iPhone GDP effect? Meet the Apple expansion boom
By now, even the haters have to admit that the iPhone 5 launch has been a big positive for the US economy, an expected one-third of a percent boost in gross domestic product (GDP) growth. However, the Cupertino, California-based maker of cool’s outsized economic impact doesn’t end there. Apple expansion, office space and data farms, is a big piece of the unfolding tech construction boom.
Yes, boys and girls, iPhone GDP effect is real with retailers, wireless carriers, peripheral makers and international express companies benefitting.

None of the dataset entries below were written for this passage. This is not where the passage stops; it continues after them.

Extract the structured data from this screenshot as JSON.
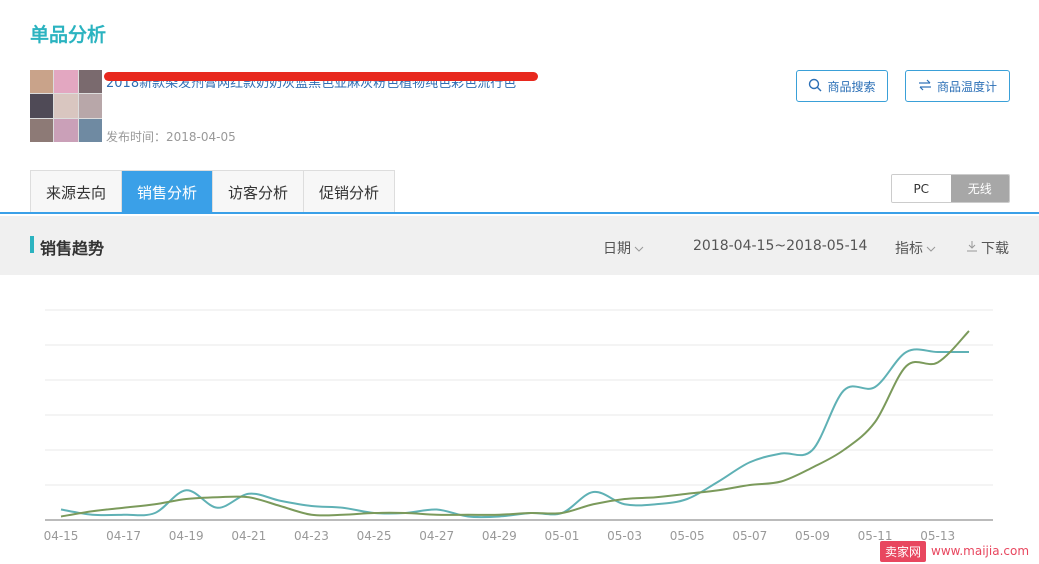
{
  "page": {
    "title": "单品分析"
  },
  "product": {
    "title": "2018新款染发剂膏网红款奶奶灰蓝黑色亚麻灰粉色植物纯色彩色流行色",
    "publish_label": "发布时间：2018-04-05",
    "thumb_colors": [
      "#c9a38a",
      "#e3a7c1",
      "#7a6a6e",
      "#4f4a56",
      "#d9c6c0",
      "#b8a7a9",
      "#8d7a76",
      "#caa0b8",
      "#6f8aa2"
    ]
  },
  "actions": {
    "search_label": "商品搜索",
    "temperature_label": "商品温度计"
  },
  "tabs": [
    {
      "label": "来源去向",
      "active": false
    },
    {
      "label": "销售分析",
      "active": true
    },
    {
      "label": "访客分析",
      "active": false
    },
    {
      "label": "促销分析",
      "active": false
    }
  ],
  "device": {
    "pc": "PC",
    "wireless": "无线",
    "selected": "无线"
  },
  "trend": {
    "title": "销售趋势",
    "date_label": "日期",
    "date_range": "2018-04-15~2018-05-14",
    "metric_label": "指标",
    "download_label": "下载"
  },
  "chart_data": {
    "type": "line",
    "title": "",
    "xlabel": "",
    "ylabel": "",
    "grid": true,
    "y_axis_labels_shown": false,
    "legend": "none",
    "ylim": [
      0,
      60
    ],
    "x": [
      "04-15",
      "04-16",
      "04-17",
      "04-18",
      "04-19",
      "04-20",
      "04-21",
      "04-22",
      "04-23",
      "04-24",
      "04-25",
      "04-26",
      "04-27",
      "04-28",
      "04-29",
      "04-30",
      "05-01",
      "05-02",
      "05-03",
      "05-04",
      "05-05",
      "05-06",
      "05-07",
      "05-08",
      "05-09",
      "05-10",
      "05-11",
      "05-12",
      "05-13",
      "05-14"
    ],
    "tick_labels": [
      "04-15",
      "04-17",
      "04-19",
      "04-21",
      "04-23",
      "04-25",
      "04-27",
      "04-29",
      "05-01",
      "05-03",
      "05-05",
      "05-07",
      "05-09",
      "05-11",
      "05-13"
    ],
    "series": [
      {
        "color": "#5fb1b5",
        "values": [
          3,
          1.5,
          1.5,
          2,
          8.5,
          3.5,
          7.5,
          5.5,
          4,
          3.5,
          2,
          2,
          3,
          1,
          1,
          2,
          2,
          8,
          4.5,
          4.5,
          6,
          11,
          16.5,
          19,
          20,
          37,
          38,
          48,
          48,
          48
        ]
      },
      {
        "color": "#7b9a5b",
        "values": [
          1,
          2.5,
          3.5,
          4.5,
          6,
          6.5,
          6.5,
          4,
          1.5,
          1.5,
          2,
          2,
          1.5,
          1.5,
          1.5,
          2,
          2,
          4.5,
          6,
          6.5,
          7.5,
          8.5,
          10,
          11,
          15,
          20,
          28,
          44,
          45,
          54
        ]
      }
    ]
  },
  "watermark": {
    "badge": "卖家网",
    "site": "www.maijia.com"
  }
}
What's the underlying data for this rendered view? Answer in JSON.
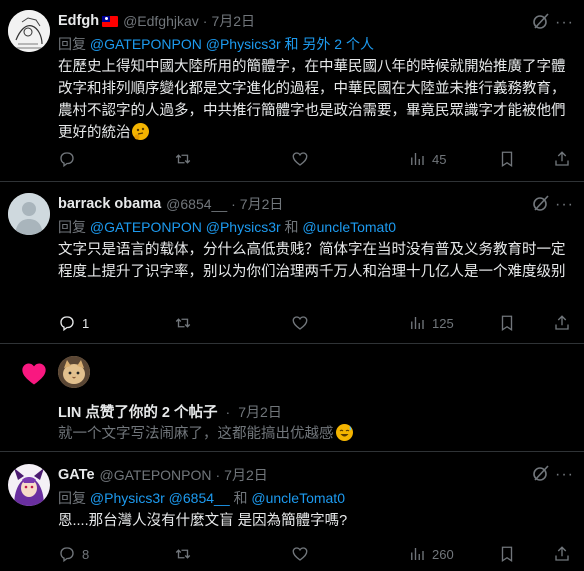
{
  "tweets": [
    {
      "name": "Edfgh",
      "handle": "@Edfghjkav",
      "time": "7月2日",
      "reply_prefix": "回复",
      "reply_mentions": "@GATEPONPON @Physics3r",
      "reply_suffix": "和 另外 2 个人",
      "body": "在歷史上得知中國大陸所用的簡體字，在中華民國八年的時候就開始推廣了字體改字和排列順序變化都是文字進化的過程，中華民國在大陸並未推行義務教育，農村不認字的人過多，中共推行簡體字也是政治需要，畢竟民眾識字才能被他們更好的統治",
      "views": "45"
    },
    {
      "name": "barrack obama",
      "handle": "@6854__",
      "time": "7月2日",
      "reply_prefix": "回复",
      "reply_mentions": "@GATEPONPON @Physics3r",
      "reply_and": "和",
      "reply_mention2": "@uncleTomat0",
      "body": "文字只是语言的载体，分什么高低贵贱？简体字在当时没有普及义务教育时一定程度上提升了识字率，别以为你们治理两千万人和治理十几亿人是一个难度级别",
      "replies": "1",
      "views": "125"
    },
    {
      "name": "GATe",
      "handle": "@GATEPONPON",
      "time": "7月2日",
      "reply_prefix": "回复",
      "reply_mentions": "@Physics3r @6854__",
      "reply_and": "和",
      "reply_mention2": "@uncleTomat0",
      "body": "恩....那台灣人沒有什麼文盲 是因為簡體字嗎?",
      "replies": "8",
      "views": "260"
    }
  ],
  "notification": {
    "name": "LIN",
    "action": "点赞了你的 2 个帖子",
    "time": "7月2日",
    "preview": "就一个文字写法闹麻了，这都能搞出优越感"
  },
  "colors": {
    "background": "#000000",
    "text": "#e7e9ea",
    "muted": "#71767b",
    "link": "#1d9bf0",
    "heart": "#f91880",
    "divider": "#2f3336"
  }
}
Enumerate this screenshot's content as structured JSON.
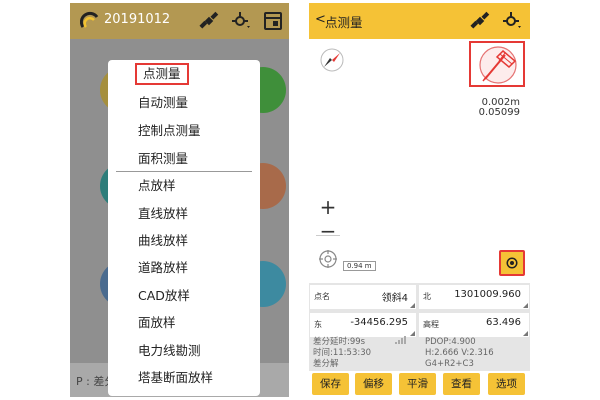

That said, look for a similar if smaller Apple stimulus after the iPad mini ships on November 2 (see also: iPad mini Release Looms, Apple to Make 10m Units.
With that background comes news that the iPhone and iPad maker has broken ground on a new 700,000 square foot data center near Prineville, OR. In fact, the $68 million initial phase of the project is already under construction.
When finished, the Oregon facility, which will help to underpin Apple’s iCloud and iTunes, will be entirely powered by renewable sources.
This development comes on the heals of Apple’s already operational North Carolina data farm (image above) where the company has installed a massive 100-plus-acre solar farm and fuel-cell power plant.
The grand daddy of all Apple development projects will be the company new 3-million square foot “spaceship” campus in Cupertino, CA.
Taken together, these projects deliver millions of square feet of new productive capacity and thousands of new high-paying construction and technology jobs.
Further, Apple expansion is only part of the ongoing tech construction boom being fueled by Amazon, Google and Facebook, which are also building new office, engineering and data center facilities.
However you measure it, Apple has a huge net positive economic impact on the United States…
What’s your take?